→ **Data provided**:
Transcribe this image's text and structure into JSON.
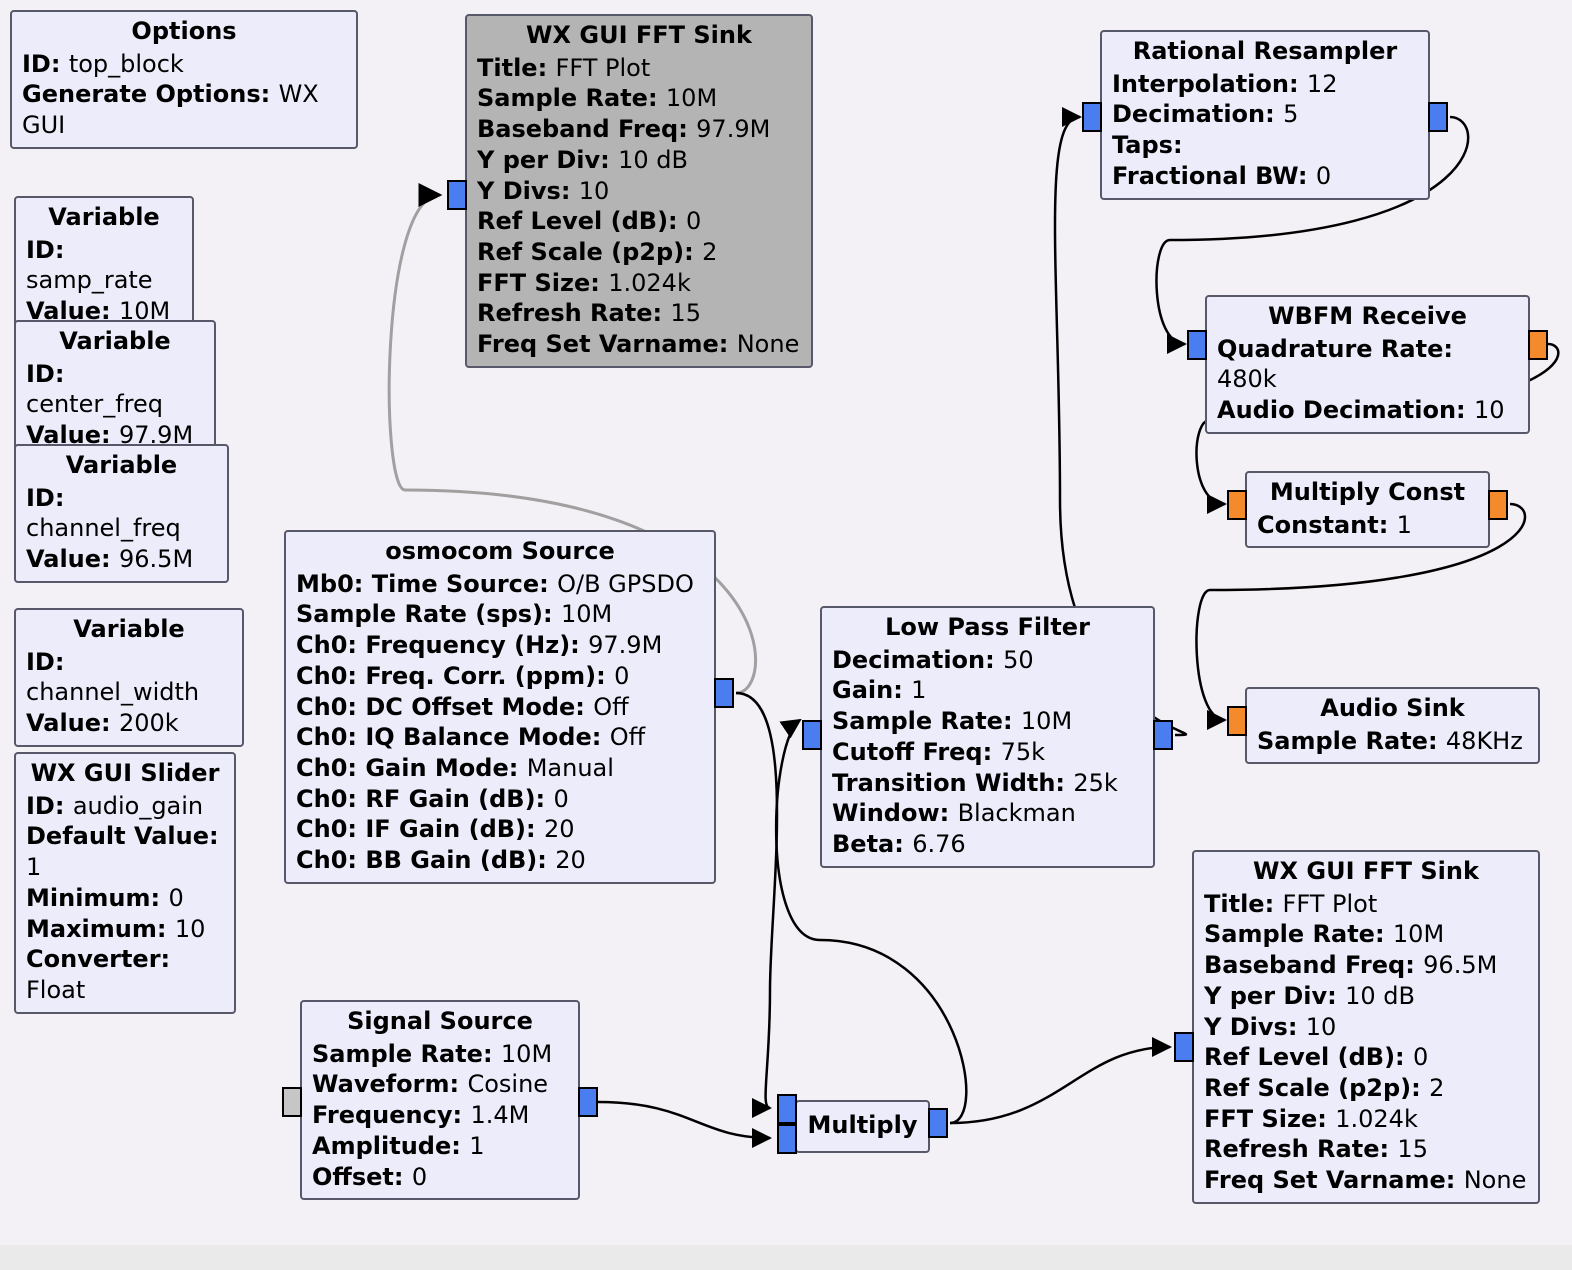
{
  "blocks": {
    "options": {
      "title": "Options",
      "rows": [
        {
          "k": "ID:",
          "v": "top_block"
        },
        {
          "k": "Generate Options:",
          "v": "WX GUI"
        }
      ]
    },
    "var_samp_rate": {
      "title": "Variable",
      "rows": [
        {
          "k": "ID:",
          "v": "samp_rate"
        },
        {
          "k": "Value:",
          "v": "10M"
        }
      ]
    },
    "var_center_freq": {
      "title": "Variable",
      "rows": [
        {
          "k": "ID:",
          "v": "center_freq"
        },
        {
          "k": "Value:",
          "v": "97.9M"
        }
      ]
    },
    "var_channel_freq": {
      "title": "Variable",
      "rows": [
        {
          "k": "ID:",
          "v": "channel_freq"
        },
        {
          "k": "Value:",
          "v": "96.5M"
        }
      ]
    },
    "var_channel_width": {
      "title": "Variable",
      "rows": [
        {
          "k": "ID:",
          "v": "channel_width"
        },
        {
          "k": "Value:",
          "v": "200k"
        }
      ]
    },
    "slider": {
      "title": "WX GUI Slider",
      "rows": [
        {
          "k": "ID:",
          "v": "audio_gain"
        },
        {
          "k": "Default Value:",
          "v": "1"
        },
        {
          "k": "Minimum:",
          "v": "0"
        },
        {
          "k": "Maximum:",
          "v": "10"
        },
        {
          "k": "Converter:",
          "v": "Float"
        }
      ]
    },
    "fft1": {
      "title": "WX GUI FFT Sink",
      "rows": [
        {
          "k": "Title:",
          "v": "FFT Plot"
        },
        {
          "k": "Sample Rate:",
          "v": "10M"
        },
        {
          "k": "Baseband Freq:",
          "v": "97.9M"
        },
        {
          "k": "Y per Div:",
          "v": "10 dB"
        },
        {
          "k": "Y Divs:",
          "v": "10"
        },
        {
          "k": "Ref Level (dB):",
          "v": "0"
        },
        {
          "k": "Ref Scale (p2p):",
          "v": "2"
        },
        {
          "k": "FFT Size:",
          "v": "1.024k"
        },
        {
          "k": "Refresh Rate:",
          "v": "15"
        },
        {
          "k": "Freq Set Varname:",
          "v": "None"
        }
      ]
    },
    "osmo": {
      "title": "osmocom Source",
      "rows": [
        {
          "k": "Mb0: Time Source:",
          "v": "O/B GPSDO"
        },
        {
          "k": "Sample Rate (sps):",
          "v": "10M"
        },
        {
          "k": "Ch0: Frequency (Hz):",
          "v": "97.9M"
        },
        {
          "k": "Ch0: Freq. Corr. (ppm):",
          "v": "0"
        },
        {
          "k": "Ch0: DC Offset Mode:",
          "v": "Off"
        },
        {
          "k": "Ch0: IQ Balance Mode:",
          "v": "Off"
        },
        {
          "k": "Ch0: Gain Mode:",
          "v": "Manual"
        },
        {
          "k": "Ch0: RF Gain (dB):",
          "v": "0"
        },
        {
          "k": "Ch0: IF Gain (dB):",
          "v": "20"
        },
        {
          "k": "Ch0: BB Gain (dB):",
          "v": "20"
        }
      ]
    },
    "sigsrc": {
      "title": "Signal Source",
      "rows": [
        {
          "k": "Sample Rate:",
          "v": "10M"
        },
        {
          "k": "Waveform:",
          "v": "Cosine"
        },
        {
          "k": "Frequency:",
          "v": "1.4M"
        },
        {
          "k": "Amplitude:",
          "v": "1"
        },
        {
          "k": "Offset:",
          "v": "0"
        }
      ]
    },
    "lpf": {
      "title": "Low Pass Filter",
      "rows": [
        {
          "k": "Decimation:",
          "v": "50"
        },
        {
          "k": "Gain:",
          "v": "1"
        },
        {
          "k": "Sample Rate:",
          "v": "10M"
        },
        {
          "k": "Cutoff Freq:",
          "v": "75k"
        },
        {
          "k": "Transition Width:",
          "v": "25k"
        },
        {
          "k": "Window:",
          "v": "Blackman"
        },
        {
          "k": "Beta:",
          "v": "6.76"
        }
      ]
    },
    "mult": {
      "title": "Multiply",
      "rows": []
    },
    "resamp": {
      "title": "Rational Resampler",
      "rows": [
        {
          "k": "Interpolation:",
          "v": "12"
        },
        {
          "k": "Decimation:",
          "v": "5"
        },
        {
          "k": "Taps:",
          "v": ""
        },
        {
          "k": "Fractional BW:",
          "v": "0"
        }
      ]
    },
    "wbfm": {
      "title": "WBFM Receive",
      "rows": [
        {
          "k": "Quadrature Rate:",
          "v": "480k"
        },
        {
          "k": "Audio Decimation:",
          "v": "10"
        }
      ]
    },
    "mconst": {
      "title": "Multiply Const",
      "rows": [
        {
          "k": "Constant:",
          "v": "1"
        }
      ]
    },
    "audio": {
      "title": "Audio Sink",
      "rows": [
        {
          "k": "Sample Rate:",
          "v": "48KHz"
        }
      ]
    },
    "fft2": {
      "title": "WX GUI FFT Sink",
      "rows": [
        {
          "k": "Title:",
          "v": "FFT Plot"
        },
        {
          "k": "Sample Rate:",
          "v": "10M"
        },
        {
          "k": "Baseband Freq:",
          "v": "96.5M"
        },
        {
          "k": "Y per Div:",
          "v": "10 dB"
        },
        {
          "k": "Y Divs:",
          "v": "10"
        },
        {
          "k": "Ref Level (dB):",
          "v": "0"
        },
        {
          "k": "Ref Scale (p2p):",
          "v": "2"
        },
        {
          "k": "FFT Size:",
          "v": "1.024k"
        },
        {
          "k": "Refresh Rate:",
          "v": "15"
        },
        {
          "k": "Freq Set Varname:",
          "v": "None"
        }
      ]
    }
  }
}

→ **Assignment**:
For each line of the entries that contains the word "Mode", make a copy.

→ **Reply to the task**:
          "k": "Ch0: DC Offset Mode:",
          "k": "Ch0: IQ Balance Mode:",
          "k": "Ch0: Gain Mode:",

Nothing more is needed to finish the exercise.